overall system diagram
meet the team.
cassie brown, mechanical engineering
Cassie Brown, Class of 2016 (Olin College of Engineering). Cassie is pursuing a Mechanical Engineering degree. For the Cakebot, she designed and built the frame of the Cakebot as well as the mechanisms to drive the rotating platform that the cake sits on and drive the linear motion of the frosting pump that moves above the cake. Cassie has enjoyed decorating cakes by hand for many years and was thrilled to get the opportunity to combine that hobby with her love for building mechanical systems.
emily engel, mechanical systems
Emily Engel, Class of 2017 (Olin College of Engineering). Emily's major is Engineering: Materials Science. She worked on mechanical systems with Cassie, particularly designing the frosting dispensing mechanism. She recently dove into the world of cake decorating in the form of a Passionate Pursuit and wanted to fill her semester with cake, so she was thrilled to be a part of Cakebot!
Christina Holman, electrical systems
Christina Holman, Class of 2017 (Wellesley College). Christina is majoring in Economics and is pursuing the 4+1 Engineering B.S. program with Olin College in Electrical and Computer Engineering. For Cakebot, she worked on the electrical systems to translate the software commands into mechanical movements by designing and forming circuitry in addition to developing Arduino code.
Griffin tschurwald, software
Griffin Tschurwald, Class of 2017 (Olin College of Engineering). Griffin is pursing a degree in Electrical and Computer Engineering (ECE). For Cakebot, he designed and wrote all of Cakebot's Python GUI and control code. He enjoys eating cake just as much as decorating it. Griffin's Github account.
Budget & Bill of materials
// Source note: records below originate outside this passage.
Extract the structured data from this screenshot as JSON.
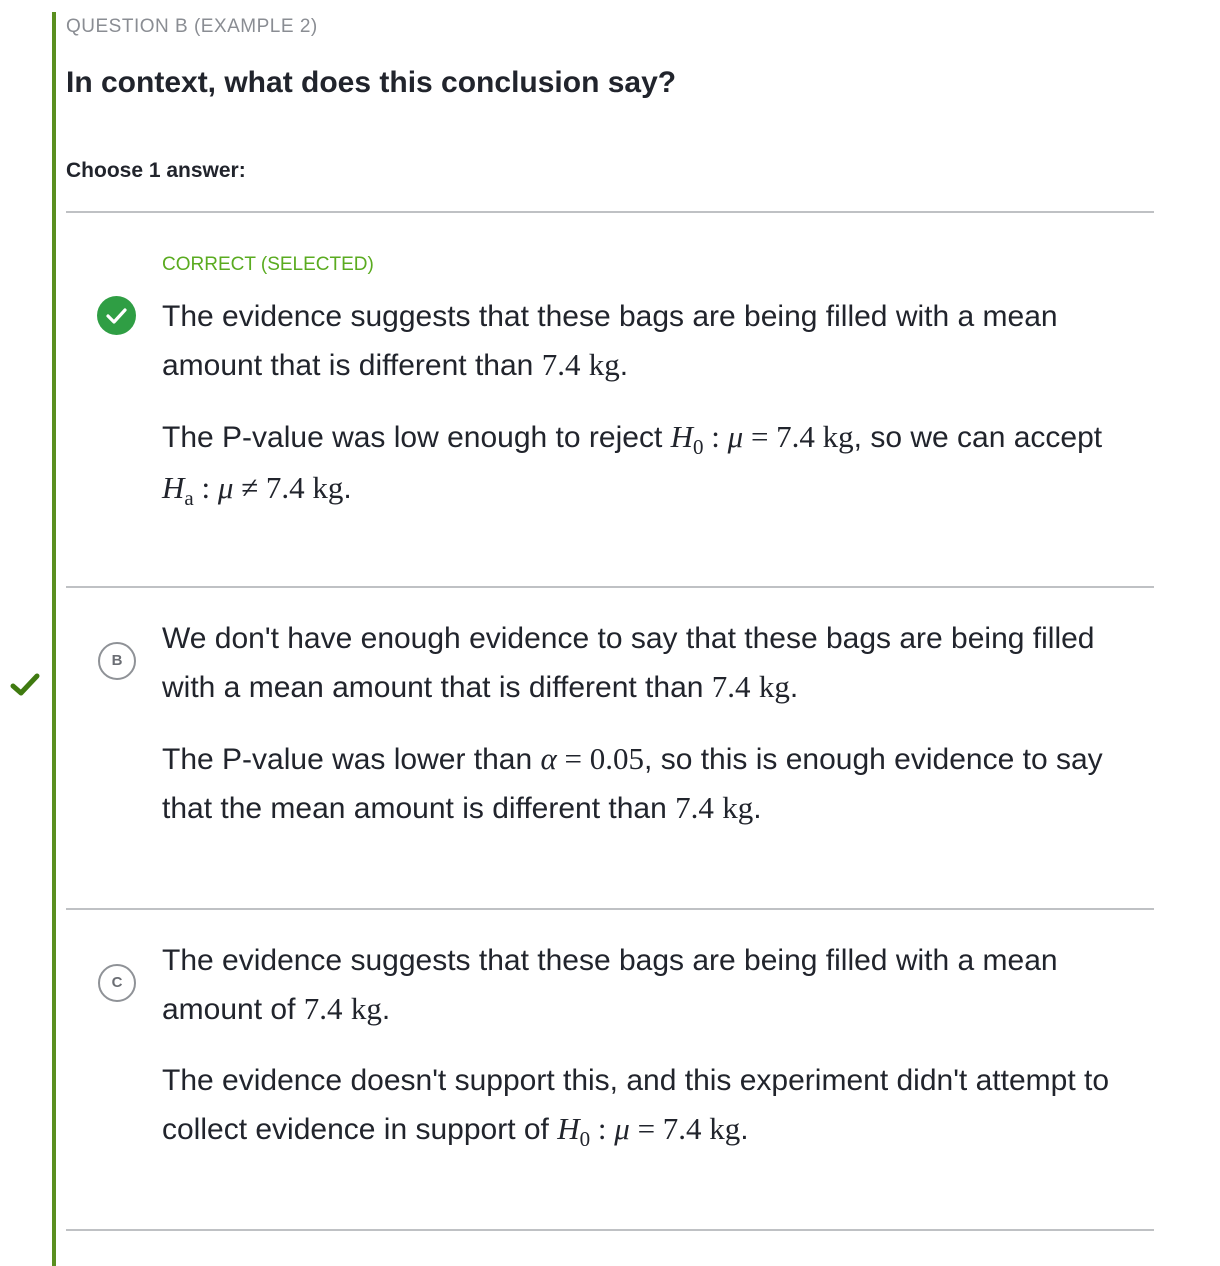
{
  "header": {
    "question_label": "QUESTION B (EXAMPLE 2)",
    "title": "In context, what does this conclusion say?",
    "choose_label": "Choose 1 answer:"
  },
  "colors": {
    "accent_bar": "#5a8f1f",
    "correct_status": "#5aab20",
    "check_circle": "#2f9e44",
    "side_check": "#3f7a10",
    "divider": "#bfc1c4"
  },
  "icons": {
    "selected_check": "check-circle-icon",
    "side_correct_marker": "checkmark-icon"
  },
  "options": [
    {
      "letter": "A",
      "status": "CORRECT (SELECTED)",
      "p1_text_a": "The evidence suggests that these bags are being filled with a mean amount that is different than ",
      "p1_num": "7.4",
      "p1_unit": "kg",
      "p1_end": ".",
      "p2_text_a": "The P-value was low enough to reject ",
      "p2_H": "H",
      "p2_H_sub": "0",
      "p2_colon": " : ",
      "p2_mu": "μ",
      "p2_eq": " = 7.4 ",
      "p2_unit": "kg",
      "p2_text_b": ", so we can accept ",
      "p2_Ha": "H",
      "p2_Ha_sub": "a",
      "p2_colon2": " : ",
      "p2_mu2": "μ",
      "p2_neq": " ≠ 7.4 ",
      "p2_unit2": "kg",
      "p2_end": "."
    },
    {
      "letter": "B",
      "p1_text_a": "We don't have enough evidence to say that these bags are being filled with a mean amount that is different than ",
      "p1_num": "7.4",
      "p1_unit": "kg",
      "p1_end": ".",
      "p2_text_a": "The P-value was lower than ",
      "p2_alpha": "α",
      "p2_eq": " = 0.05",
      "p2_text_b": ", so this is enough evidence to say that the mean amount is different than ",
      "p2_num": "7.4",
      "p2_unit": "kg",
      "p2_end": "."
    },
    {
      "letter": "C",
      "p1_text_a": "The evidence suggests that these bags are being filled with a mean amount of ",
      "p1_num": "7.4",
      "p1_unit": "kg",
      "p1_end": ".",
      "p2_text_a": "The evidence doesn't support this, and this experiment didn't attempt to collect evidence in support of ",
      "p2_H": "H",
      "p2_H_sub": "0",
      "p2_colon": " : ",
      "p2_mu": "μ",
      "p2_eq": " = 7.4 ",
      "p2_unit": "kg",
      "p2_end": "."
    }
  ]
}
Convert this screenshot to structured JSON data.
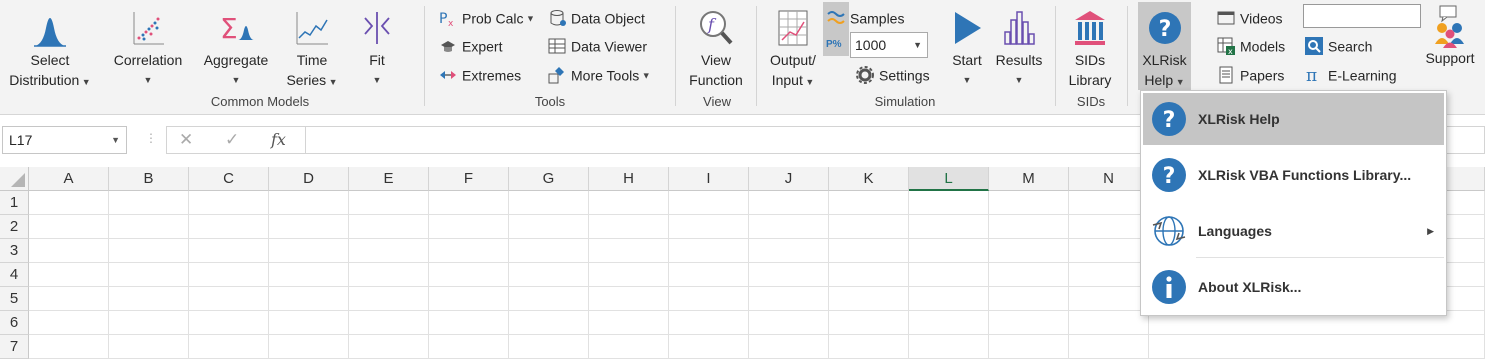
{
  "ribbon": {
    "select_distribution": [
      "Select",
      "Distribution"
    ],
    "correlation": "Correlation",
    "aggregate": "Aggregate",
    "time_series": [
      "Time",
      "Series"
    ],
    "fit": "Fit",
    "common_models_label": "Common Models",
    "tools": {
      "prob_calc": "Prob Calc",
      "expert": "Expert",
      "extremes": "Extremes",
      "data_object": "Data Object",
      "data_viewer": "Data Viewer",
      "more_tools": "More Tools",
      "label": "Tools"
    },
    "view": {
      "line1": "View",
      "line2": "Function",
      "label": "View"
    },
    "simulation": {
      "output_input": [
        "Output/",
        "Input"
      ],
      "samples": "Samples",
      "samples_value": "1000",
      "settings": "Settings",
      "start": "Start",
      "results": "Results",
      "label": "Simulation"
    },
    "sids": {
      "line1": "SIDs",
      "line2": "Library",
      "label": "SIDs"
    },
    "help": {
      "line1": "XLRisk",
      "line2": "Help"
    },
    "resources": {
      "videos": "Videos",
      "models": "Models",
      "papers": "Papers",
      "search": "Search",
      "elearning": "E-Learning",
      "support": "Support",
      "search_value": ""
    }
  },
  "formula_bar": {
    "name_box": "L17",
    "fx": "fx",
    "formula": ""
  },
  "grid": {
    "columns": [
      "A",
      "B",
      "C",
      "D",
      "E",
      "F",
      "G",
      "H",
      "I",
      "J",
      "K",
      "L",
      "M",
      "N"
    ],
    "selected_column": "L",
    "rows": [
      "1",
      "2",
      "3",
      "4",
      "5",
      "6",
      "7"
    ]
  },
  "help_menu": {
    "items": [
      {
        "label": "XLRisk Help",
        "icon": "question-icon"
      },
      {
        "label": "XLRisk VBA Functions Library...",
        "icon": "question-icon"
      },
      {
        "label": "Languages",
        "icon": "globe-icon"
      },
      {
        "label": "About XLRisk...",
        "icon": "info-icon"
      }
    ]
  },
  "colors": {
    "accent_blue": "#2e75b6",
    "excel_green": "#217346",
    "pink": "#e0507a"
  }
}
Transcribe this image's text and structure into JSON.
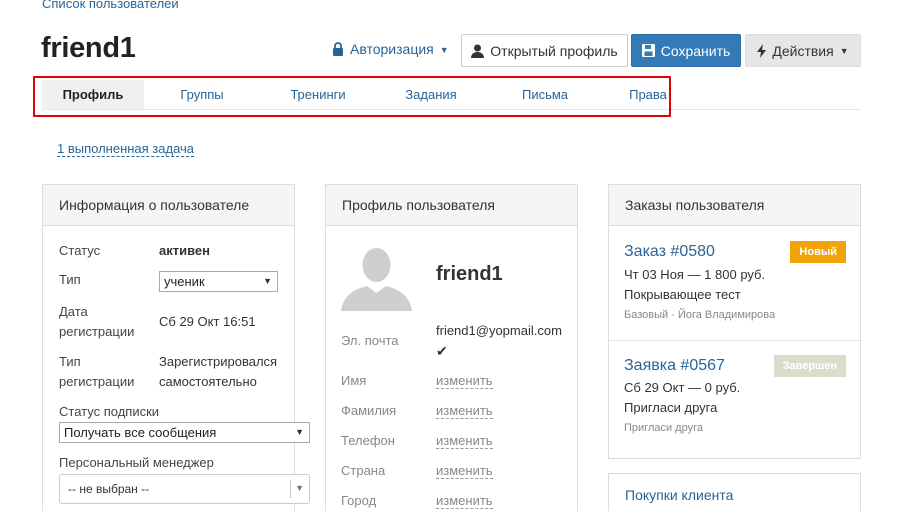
{
  "breadcrumb": "Список пользователей",
  "page_title": "friend1",
  "header": {
    "auth_label": "Авторизация",
    "open_profile_label": "Открытый профиль",
    "save_label": "Сохранить",
    "actions_label": "Действия"
  },
  "tabs": [
    {
      "label": "Профиль",
      "active": true
    },
    {
      "label": "Группы"
    },
    {
      "label": "Тренинги"
    },
    {
      "label": "Задания"
    },
    {
      "label": "Письма"
    },
    {
      "label": "Права"
    }
  ],
  "tasks_link": "1 выполненная задача",
  "user_info": {
    "title": "Информация о пользователе",
    "status_label": "Статус",
    "status_value": "активен",
    "type_label": "Тип",
    "type_value": "ученик",
    "reg_date_label_1": "Дата",
    "reg_date_label_2": "регистрации",
    "reg_date_value": "Сб 29 Окт 16:51",
    "reg_type_label_1": "Тип",
    "reg_type_label_2": "регистрации",
    "reg_type_value_1": "Зарегистрировался",
    "reg_type_value_2": "самостоятельно",
    "subscription_label": "Статус подписки",
    "subscription_value": "Получать все сообщения",
    "manager_label": "Персональный менеджер",
    "manager_value": "-- не выбран --"
  },
  "user_profile": {
    "title": "Профиль пользователя",
    "name": "friend1",
    "email_label": "Эл. почта",
    "email_value": "friend1@yopmail.com",
    "edit_label": "изменить",
    "fields": [
      "Имя",
      "Фамилия",
      "Телефон",
      "Страна",
      "Город"
    ]
  },
  "orders": {
    "title": "Заказы пользователя",
    "items": [
      {
        "title": "Заказ #0580",
        "badge": "Новый",
        "badge_color": "#f0a30a",
        "line1": "Чт 03 Ноя — 1 800 руб.",
        "line2": "Покрывающее тест",
        "meta": "Базовый · Йога Владимирова"
      },
      {
        "title": "Заявка #0567",
        "badge": "Завершен",
        "badge_color": "#dcdccc",
        "line1": "Сб 29 Окт — 0 руб.",
        "line2": "Пригласи друга",
        "meta": "Пригласи друга"
      }
    ]
  },
  "purchases": {
    "title": "Покупки клиента"
  },
  "colors": {
    "primary": "#337ab7",
    "link": "#2a6496",
    "highlight": "#e0000b"
  }
}
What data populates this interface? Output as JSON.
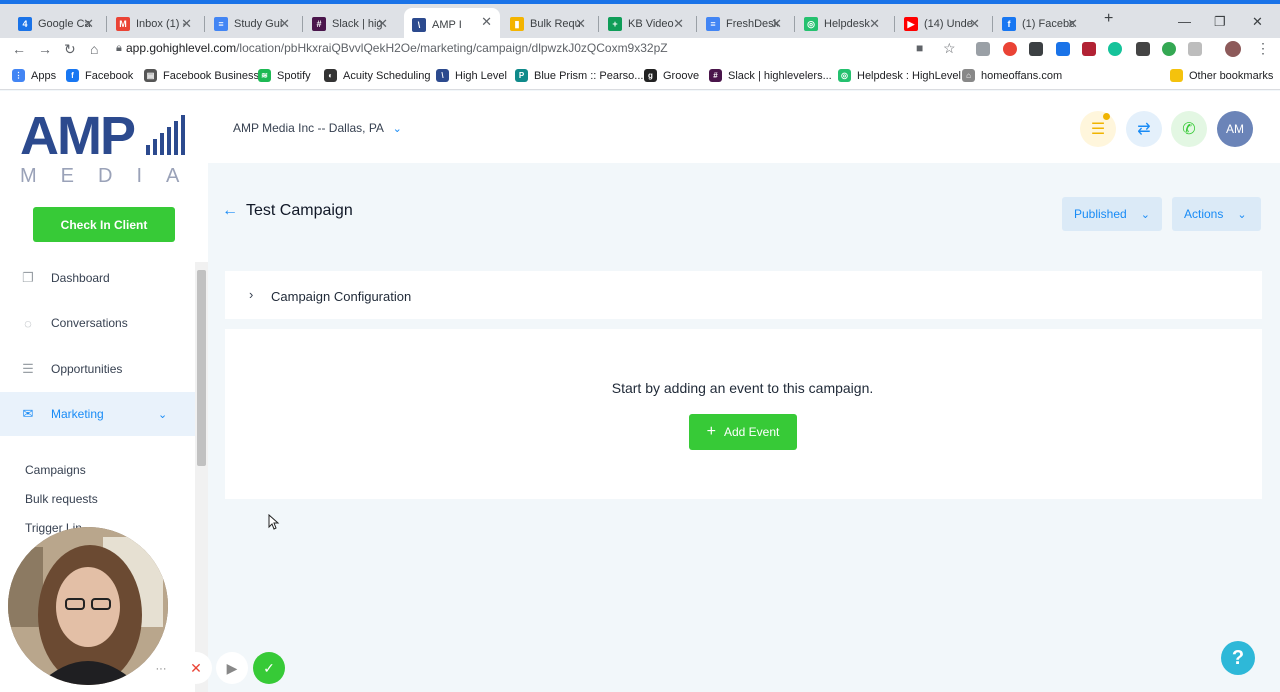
{
  "browser": {
    "tabs": [
      {
        "title": "Google Ca",
        "color": "#1a73e8",
        "glyph": "4"
      },
      {
        "title": "Inbox (1) -",
        "color": "#ea4335",
        "glyph": "M"
      },
      {
        "title": "Study Gui",
        "color": "#4285f4",
        "glyph": "≡"
      },
      {
        "title": "Slack | hig",
        "color": "#4a154b",
        "glyph": "#"
      },
      {
        "title": "AMP I",
        "color": "#2c4a8e",
        "glyph": "\\"
      },
      {
        "title": "Bulk Requ",
        "color": "#f4b400",
        "glyph": "▮"
      },
      {
        "title": "KB Video",
        "color": "#0f9d58",
        "glyph": "+"
      },
      {
        "title": "FreshDesk",
        "color": "#4285f4",
        "glyph": "≡"
      },
      {
        "title": "Helpdesk",
        "color": "#25c16f",
        "glyph": "◎"
      },
      {
        "title": "(14) Unde",
        "color": "#ff0000",
        "glyph": "▶"
      },
      {
        "title": "(1) Facebo",
        "color": "#1877f2",
        "glyph": "f"
      }
    ],
    "url_host": "app.gohighlevel.com",
    "url_path": "/location/pbHkxraiQBvvlQekH2Oe/marketing/campaign/dlpwzkJ0zQCoxm9x32pZ",
    "bookmarks": [
      {
        "label": "Apps",
        "color": "#4285f4",
        "glyph": "⋮"
      },
      {
        "label": "Facebook",
        "color": "#1877f2",
        "glyph": "f"
      },
      {
        "label": "Facebook Business",
        "color": "#555555",
        "glyph": "▤"
      },
      {
        "label": "Spotify",
        "color": "#1db954",
        "glyph": "≋"
      },
      {
        "label": "Acuity Scheduling",
        "color": "#333333",
        "glyph": "◐"
      },
      {
        "label": "High Level",
        "color": "#2c4a8e",
        "glyph": "\\"
      },
      {
        "label": "Blue Prism :: Pearso...",
        "color": "#0f8a8a",
        "glyph": "P"
      },
      {
        "label": "Groove",
        "color": "#222222",
        "glyph": "g"
      },
      {
        "label": "Slack | highlevelers...",
        "color": "#4a154b",
        "glyph": "#"
      },
      {
        "label": "Helpdesk : HighLevel",
        "color": "#25c16f",
        "glyph": "◎"
      },
      {
        "label": "homeoffans.com",
        "color": "#888888",
        "glyph": "⌂"
      }
    ],
    "other_bookmarks": "Other bookmarks"
  },
  "logo": {
    "amp": "AMP",
    "media": "MEDIA"
  },
  "sidebar": {
    "checkin_label": "Check In Client",
    "items": [
      {
        "label": "Dashboard",
        "icon": "dashboard-icon"
      },
      {
        "label": "Conversations",
        "icon": "chat-icon"
      },
      {
        "label": "Opportunities",
        "icon": "opportunities-icon"
      },
      {
        "label": "Marketing",
        "icon": "mail-icon"
      }
    ],
    "subitems": [
      "Campaigns",
      "Bulk requests",
      "Trigger Lin"
    ]
  },
  "header": {
    "location": "AMP Media Inc -- Dallas, PA",
    "avatar": "AM"
  },
  "campaign": {
    "title": "Test Campaign",
    "status": "Published",
    "actions": "Actions",
    "config_label": "Campaign Configuration",
    "empty_text": "Start by adding an event to this campaign.",
    "add_event": "Add Event"
  },
  "colors": {
    "accent": "#188bf6",
    "green": "#37ca37",
    "brand": "#2c4a8e"
  }
}
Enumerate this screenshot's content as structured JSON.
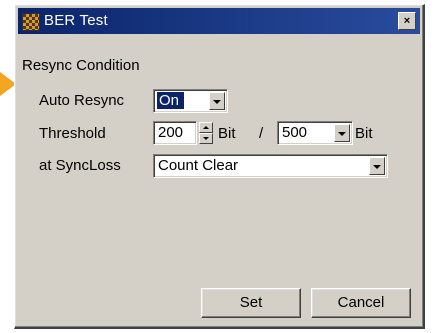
{
  "window": {
    "title": "BER Test",
    "icon": "ber-test-app-icon",
    "close_glyph": "×"
  },
  "section": {
    "title": "Resync Condition"
  },
  "auto_resync": {
    "label": "Auto Resync",
    "value": "On"
  },
  "threshold": {
    "label": "Threshold",
    "value": "200",
    "unit": "Bit",
    "separator": "/",
    "total_value": "500",
    "total_unit": "Bit"
  },
  "sync_loss": {
    "label": "at SyncLoss",
    "value": "Count Clear"
  },
  "buttons": {
    "set": "Set",
    "cancel": "Cancel"
  },
  "colors": {
    "titlebar": "#0a246a",
    "face": "#d4d0c8",
    "pointer": "#f4a623"
  }
}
We were constrained to a $250 budget. The large hardware requirements caused our team to go over budget, but without the materials we used for prototyping, we could be within that budget.